INDIANAPOLIS, IND. — Recently, Indy’s City of Peace Coalition got approval from the Mayor’s Office and the Indianapolis Metropolitan Police Department (IMPD) for their recommended tactics to combat violence. The city saw a Friday full of violence across Indy just days following the approval.
“It’s going to take time to mobilize the community all around Indianapolis. It’s not going to change overnight,” says Coalition leader Reverend Charles Harrison, “It’s going to take several months to get things operational.”
On the south side, two people were shot at an apartment complex on Sandra lane. Emergency crews pronounced one of the victims dead at the scene. Later, police got in a short pursuit with a vehicle that fled the scene. The vehicle stopped, and a third person was found shot inside.
Elsewhere, IMPD responded to a call at an apartment complex on Hosbrook Street. They discovered a man had been shot and killed. Neighbors began spreading the information around their North Square neighborhood.
“One of my business partners let me know. He heard on the street here was a murder over here,” says Mike Angel who lives and owns a business nearby, “[North Square is] a peaceful island away from Fountain Square generally. We go out on walks and patrol. There should be some kind of safety system when something like that happens. There should be some kind of alert at least.”
Angel says the majority of his information comes from word of mouth, or from using the Citizens Safety App that can show crimes in the area.
“It could took some digging to find out what’s going on in my neighborhood,” Angel explains.
He says the last time shots were fired in that area was during the winter at a nearby park.
“I would encourage them to get involved, encourage them to contact their district commander,” answers Reverend Harrison when asked what he recommends people do in the neighborhoods of these recent shootings.
On Friday night, Reverend Harrison and the rest of the Peace Coalition formed a peace walk near 29th street and MLK.
“We have had a lot of aggravated assaults, a lot of shots fired calls,” Reverend Harrison says of the area.
“I’m out here today in honor of my son Chad Smitherman,” adds Lisa Smitherman who joined the peace walk, “He was brutally murdered on February 14, 2020. He was one of the first twenty homicides here in Indianapolis. It’s just a feeling that no parent should bear. Parents aren’t supposed to bury their children.

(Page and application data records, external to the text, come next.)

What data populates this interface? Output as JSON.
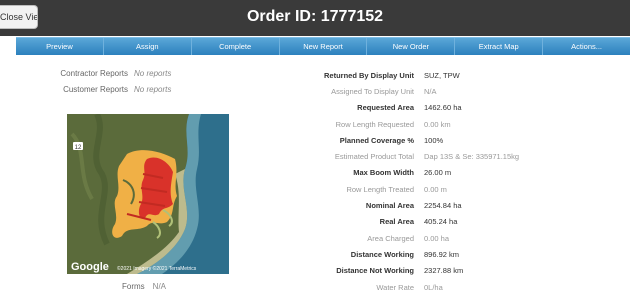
{
  "header": {
    "close_view_label": "Close View",
    "title": "Order ID: 1777152"
  },
  "toolbar": [
    "Preview",
    "Assign",
    "Complete",
    "New Report",
    "New Order",
    "Extract Map",
    "Actions..."
  ],
  "left": {
    "contractor_reports": {
      "label": "Contractor Reports",
      "value": "No reports"
    },
    "customer_reports": {
      "label": "Customer Reports",
      "value": "No reports"
    },
    "forms": {
      "label": "Forms",
      "value": "N/A"
    }
  },
  "map": {
    "road_marker": "12",
    "attribution_logo": "Google",
    "attribution_text": "©2021 Imagery ©2021 TerraMetrics"
  },
  "details": [
    {
      "label": "Returned By Display Unit",
      "value": "SUZ, TPW",
      "bold": true
    },
    {
      "label": "Assigned To Display Unit",
      "value": "N/A",
      "bold": false
    },
    {
      "label": "Requested Area",
      "value": "1462.60 ha",
      "bold": true
    },
    {
      "label": "Row Length Requested",
      "value": "0.00 km",
      "bold": false
    },
    {
      "label": "Planned Coverage %",
      "value": "100%",
      "bold": true
    },
    {
      "label": "Estimated Product Total",
      "value": "Dap 13S & Se: 335971.15kg",
      "bold": false
    },
    {
      "label": "Max Boom Width",
      "value": "26.00 m",
      "bold": true
    },
    {
      "label": "Row Length Treated",
      "value": "0.00 m",
      "bold": false
    },
    {
      "label": "Nominal Area",
      "value": "2254.84 ha",
      "bold": true
    },
    {
      "label": "Real Area",
      "value": "405.24 ha",
      "bold": true
    },
    {
      "label": "Area Charged",
      "value": "0.00 ha",
      "bold": false
    },
    {
      "label": "Distance Working",
      "value": "896.92 km",
      "bold": true
    },
    {
      "label": "Distance Not Working",
      "value": "2327.88 km",
      "bold": true
    },
    {
      "label": "Water Rate",
      "value": "0L/ha",
      "bold": false
    }
  ]
}
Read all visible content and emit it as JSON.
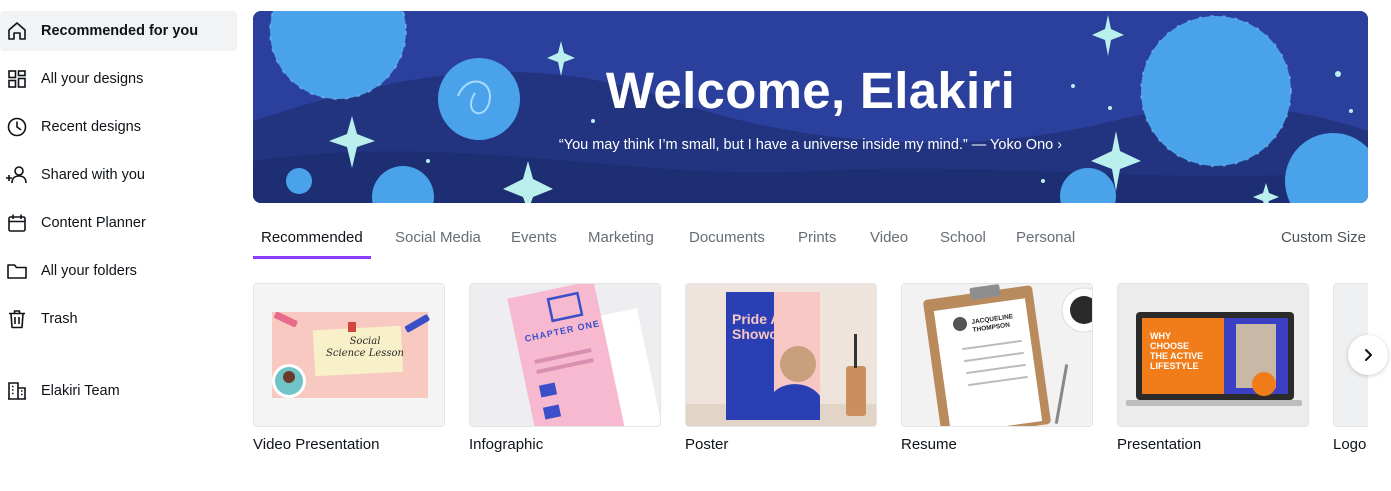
{
  "sidebar": {
    "items": [
      {
        "label": "Recommended for you",
        "icon": "home-icon"
      },
      {
        "label": "All your designs",
        "icon": "grid-icon"
      },
      {
        "label": "Recent designs",
        "icon": "clock-icon"
      },
      {
        "label": "Shared with you",
        "icon": "shared-users-icon"
      },
      {
        "label": "Content Planner",
        "icon": "calendar-icon"
      },
      {
        "label": "All your folders",
        "icon": "folder-icon"
      },
      {
        "label": "Trash",
        "icon": "trash-icon"
      },
      {
        "label": "Elakiri Team",
        "icon": "building-icon"
      }
    ],
    "active_index": 0
  },
  "banner": {
    "title": "Welcome, Elakiri",
    "quote": "“You may think I’m small, but I have a universe inside my mind.” — Yoko Ono ›"
  },
  "tabs": {
    "items": [
      "Recommended",
      "Social Media",
      "Events",
      "Marketing",
      "Documents",
      "Prints",
      "Video",
      "School",
      "Personal"
    ],
    "active_index": 0,
    "custom_size": "Custom Size"
  },
  "cards": [
    {
      "label": "Video Presentation",
      "thumb_text": [
        "Social",
        "Science Lesson"
      ]
    },
    {
      "label": "Infographic",
      "thumb_text": [
        "CHAPTER ONE"
      ]
    },
    {
      "label": "Poster",
      "thumb_text": [
        "Pride Art",
        "Showcase"
      ]
    },
    {
      "label": "Resume",
      "thumb_text": [
        "JACQUELINE",
        "THOMPSON"
      ]
    },
    {
      "label": "Presentation",
      "thumb_text": [
        "WHY",
        "CHOOSE",
        "THE ACTIVE",
        "LIFESTYLE"
      ]
    },
    {
      "label": "Logo"
    }
  ],
  "colors": {
    "accent": "#8b3dff",
    "banner_bg": "#2b3f9c",
    "banner_light": "#4aa3ea"
  }
}
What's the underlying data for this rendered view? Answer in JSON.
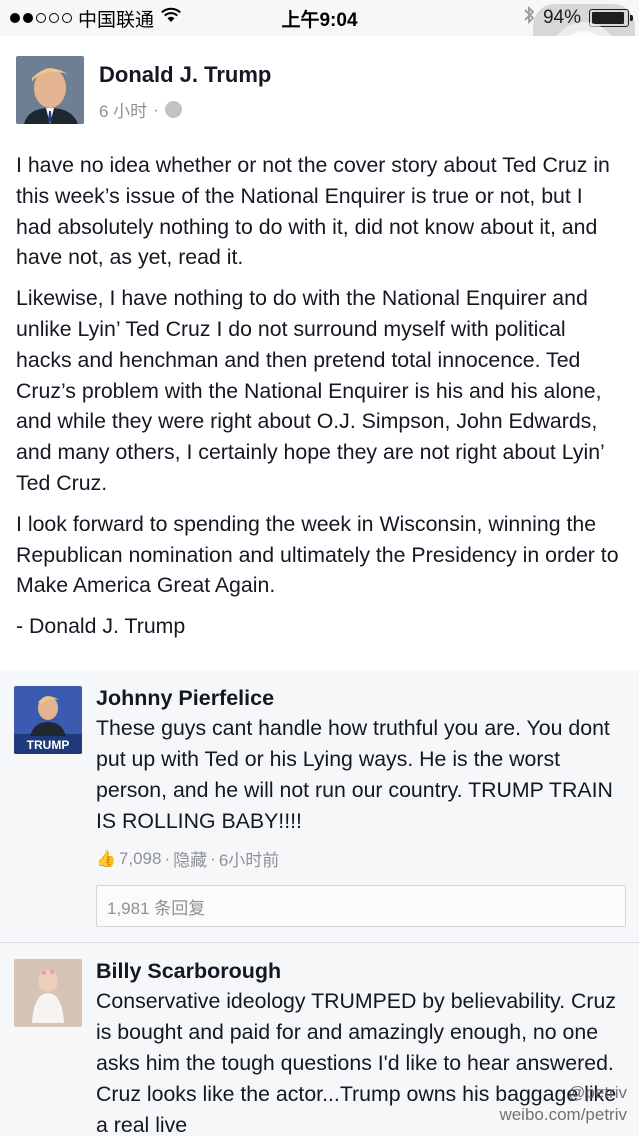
{
  "status_bar": {
    "carrier": "中国联通",
    "time": "上午9:04",
    "battery": "94%",
    "battery_level": 0.94
  },
  "post": {
    "author": "Donald J. Trump",
    "time": "6 小时",
    "paragraphs": [
      "I have no idea whether or not the cover story about Ted Cruz in this week’s issue of the National Enquirer is true or not, but I had absolutely nothing to do with it, did not know about it, and have not, as yet, read it.",
      "Likewise, I have nothing to do with the National Enquirer and unlike Lyin’ Ted Cruz I do not surround myself with political hacks and henchman and then pretend total innocence. Ted Cruz’s problem with the National Enquirer is his and his alone, and while they were right about O.J. Simpson, John Edwards, and many others, I certainly hope they are not right about Lyin’ Ted Cruz.",
      "I look forward to spending the week in Wisconsin, winning the Republican nomination and ultimately the Presidency in order to Make America Great Again.",
      "- Donald J. Trump"
    ]
  },
  "comments": [
    {
      "name": "Johnny Pierfelice",
      "avatar_label": "TRUMP",
      "text": "These guys cant handle how truthful you are. You dont put up with Ted or his Lying ways. He is the worst person, and he will not run our country. TRUMP TRAIN IS ROLLING BABY!!!!",
      "likes": "7,098",
      "hide": "隐藏",
      "time": "6小时前",
      "replies": "1,981 条回复"
    },
    {
      "name": "Billy Scarborough",
      "text": "Conservative ideology TRUMPED by believability. Cruz is bought and paid for and amazingly enough, no one asks him the tough questions I'd like to hear answered. Cruz looks like the actor...Trump owns his baggage like a real live"
    }
  ],
  "watermark": {
    "handle": "@petriv",
    "url": "weibo.com/petriv"
  }
}
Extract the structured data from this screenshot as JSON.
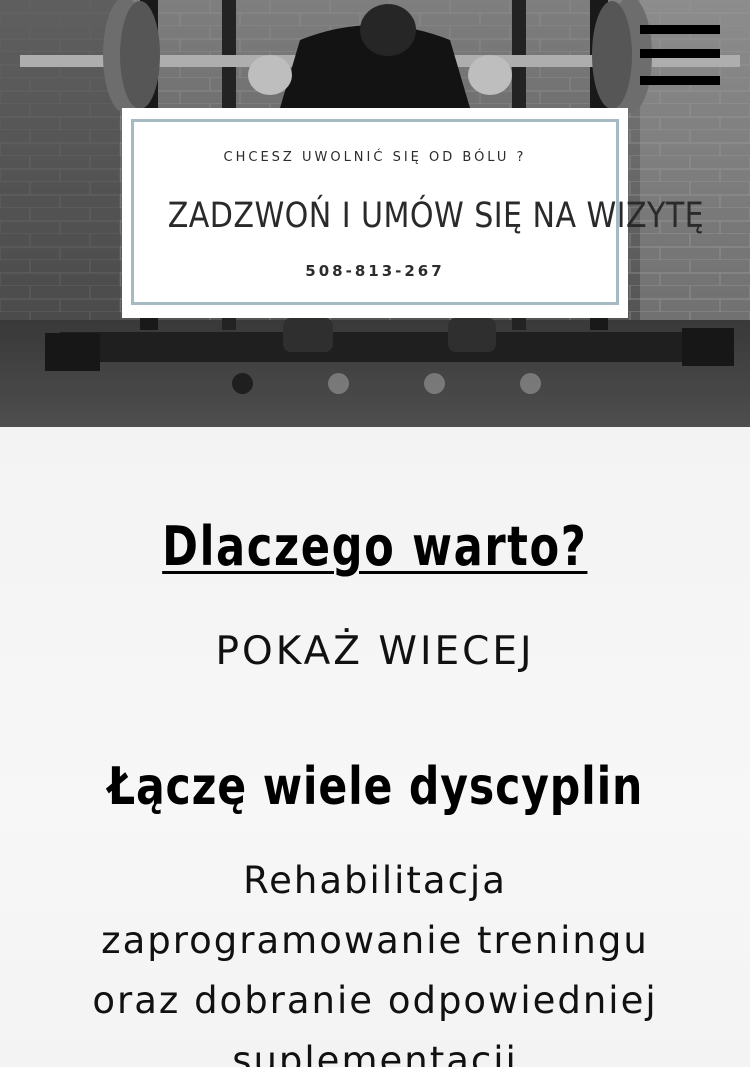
{
  "hero": {
    "promo": {
      "kicker": "CHCESZ UWOLNIĆ SIĘ OD BÓLU ?",
      "headline": "ZADZWOŃ I UMÓW SIĘ NA WIZYTĘ",
      "phone": "508-813-267"
    },
    "slider": {
      "slide_count": 4,
      "active_index": 0
    }
  },
  "menu": {
    "icon": "hamburger-menu-icon"
  },
  "main": {
    "heading": "Dlaczego warto?",
    "show_more_label": "POKAŻ WIECEJ",
    "subheading": "Łączę wiele dyscyplin",
    "description_lines": [
      "Rehabilitacja",
      "zaprogramowanie treningu",
      "oraz dobranie odpowiedniej",
      "suplementacji"
    ]
  },
  "colors": {
    "card_border": "#a7bac4",
    "dot_active": "#1f1f1f",
    "text_dark": "#111111"
  }
}
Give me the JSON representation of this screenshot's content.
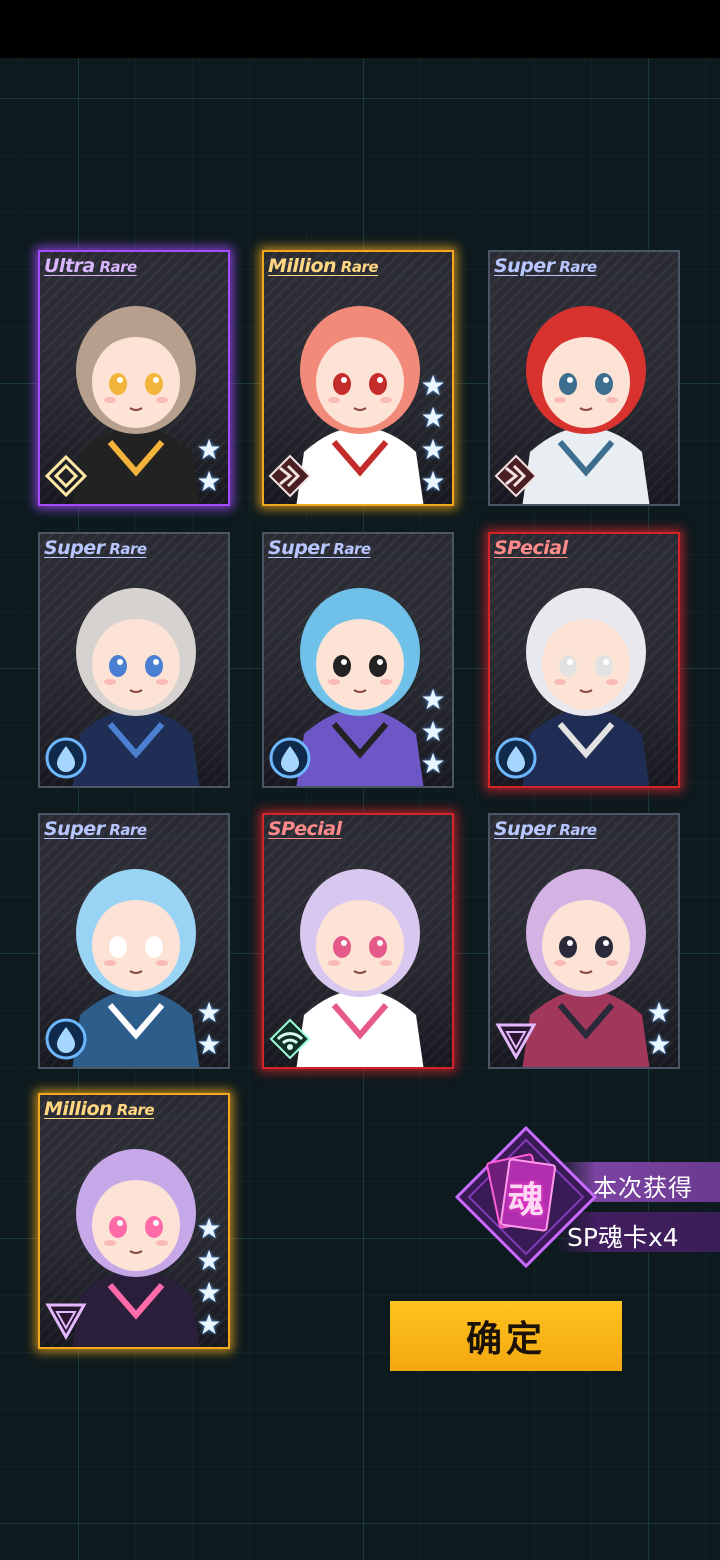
{
  "screen": {
    "background_color": "#0d1a1e",
    "grid_color": "#3c9696"
  },
  "cards": [
    {
      "rarity": "Ultra",
      "rarity_suffix": "Rare",
      "tier": "ur",
      "stars": 2,
      "badge": "diamond-badge-icon",
      "palette": [
        "#b79f8e",
        "#222",
        "#f2b43b"
      ]
    },
    {
      "rarity": "Million",
      "rarity_suffix": "Rare",
      "tier": "mr",
      "stars": 4,
      "badge": "rank-stripes-icon",
      "palette": [
        "#f28a7a",
        "#ffffff",
        "#c42b2b"
      ]
    },
    {
      "rarity": "Super",
      "rarity_suffix": "Rare",
      "tier": "sr",
      "stars": 0,
      "badge": "rank-stripes-icon",
      "palette": [
        "#d8322f",
        "#e9eef3",
        "#3d6d8f"
      ]
    },
    {
      "rarity": "Super",
      "rarity_suffix": "Rare",
      "tier": "sr",
      "stars": 0,
      "badge": "water-drop-badge-icon",
      "palette": [
        "#d6d2cf",
        "#1f2e55",
        "#4b7fd1"
      ]
    },
    {
      "rarity": "Super",
      "rarity_suffix": "Rare",
      "tier": "sr",
      "stars": 3,
      "badge": "water-drop-badge-icon",
      "palette": [
        "#6fc1ea",
        "#6d56c6",
        "#222"
      ]
    },
    {
      "rarity": "SPecial",
      "rarity_suffix": "",
      "tier": "sp",
      "stars": 0,
      "badge": "water-drop-badge-icon",
      "palette": [
        "#e8e8ee",
        "#1f2d55",
        "#e2e2e2"
      ]
    },
    {
      "rarity": "Super",
      "rarity_suffix": "Rare",
      "tier": "sr",
      "stars": 2,
      "badge": "water-drop-badge-icon",
      "palette": [
        "#9ad4f5",
        "#2c5d8b",
        "#ffffff"
      ]
    },
    {
      "rarity": "SPecial",
      "rarity_suffix": "",
      "tier": "sp",
      "stars": 0,
      "badge": "wifi-badge-icon",
      "palette": [
        "#d8c8f0",
        "#ffffff",
        "#e65a8a"
      ]
    },
    {
      "rarity": "Super",
      "rarity_suffix": "Rare",
      "tier": "sr",
      "stars": 2,
      "badge": "triangle-badge-icon",
      "palette": [
        "#d3b2e4",
        "#a1385b",
        "#2a2a3a"
      ]
    },
    {
      "rarity": "Million",
      "rarity_suffix": "Rare",
      "tier": "mr",
      "stars": 4,
      "badge": "triangle-badge-icon",
      "palette": [
        "#c6a7e8",
        "#2a1f3a",
        "#ff6ba8"
      ]
    }
  ],
  "reward": {
    "glyph": "魂",
    "title": "本次获得",
    "subtitle": "SP魂卡x4"
  },
  "confirm_label": "确定"
}
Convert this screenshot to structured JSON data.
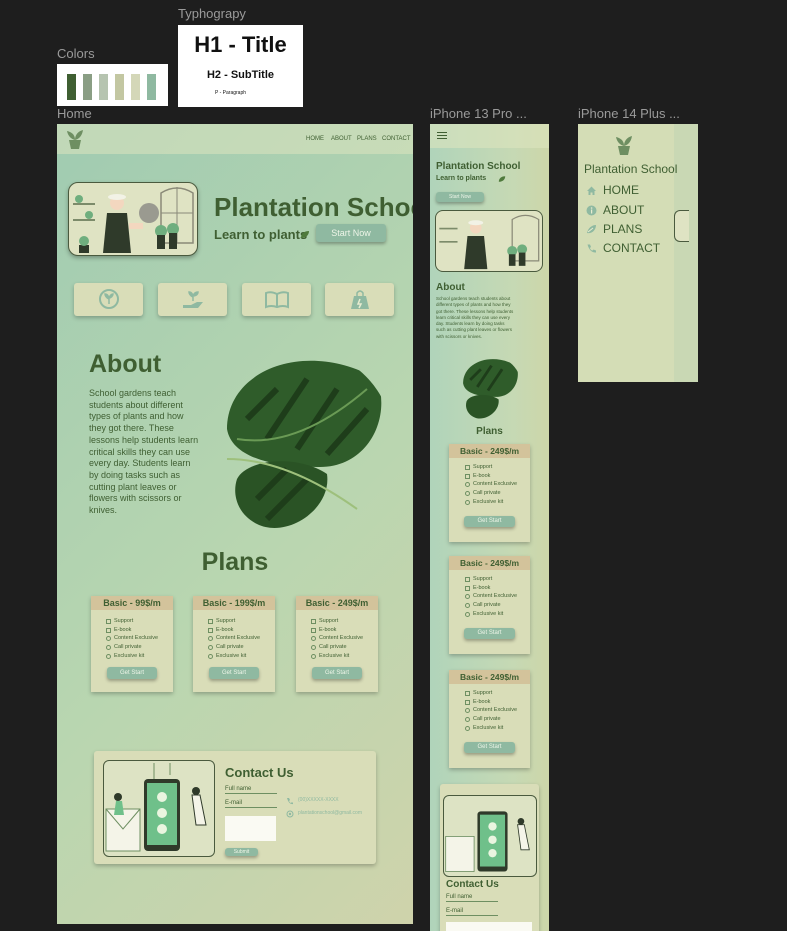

We are supposed to go first.”
Smitherman is imploring parents to speak with their children and communicate that there is too much violence.
“Just because they are grown doesn’t mean they don’t still need guidance from Mom and Dad,” Smitherman says.
So far, Chad Smitherman’s case remains unsolved.
“We need young people who know these individuals who are committing these acts of violence to go to their fellow brother, fellow sister, and say, ‘Hey gun violence is not the way to solve a problem,” explains Aaron Williams with the City of Peace Coalition.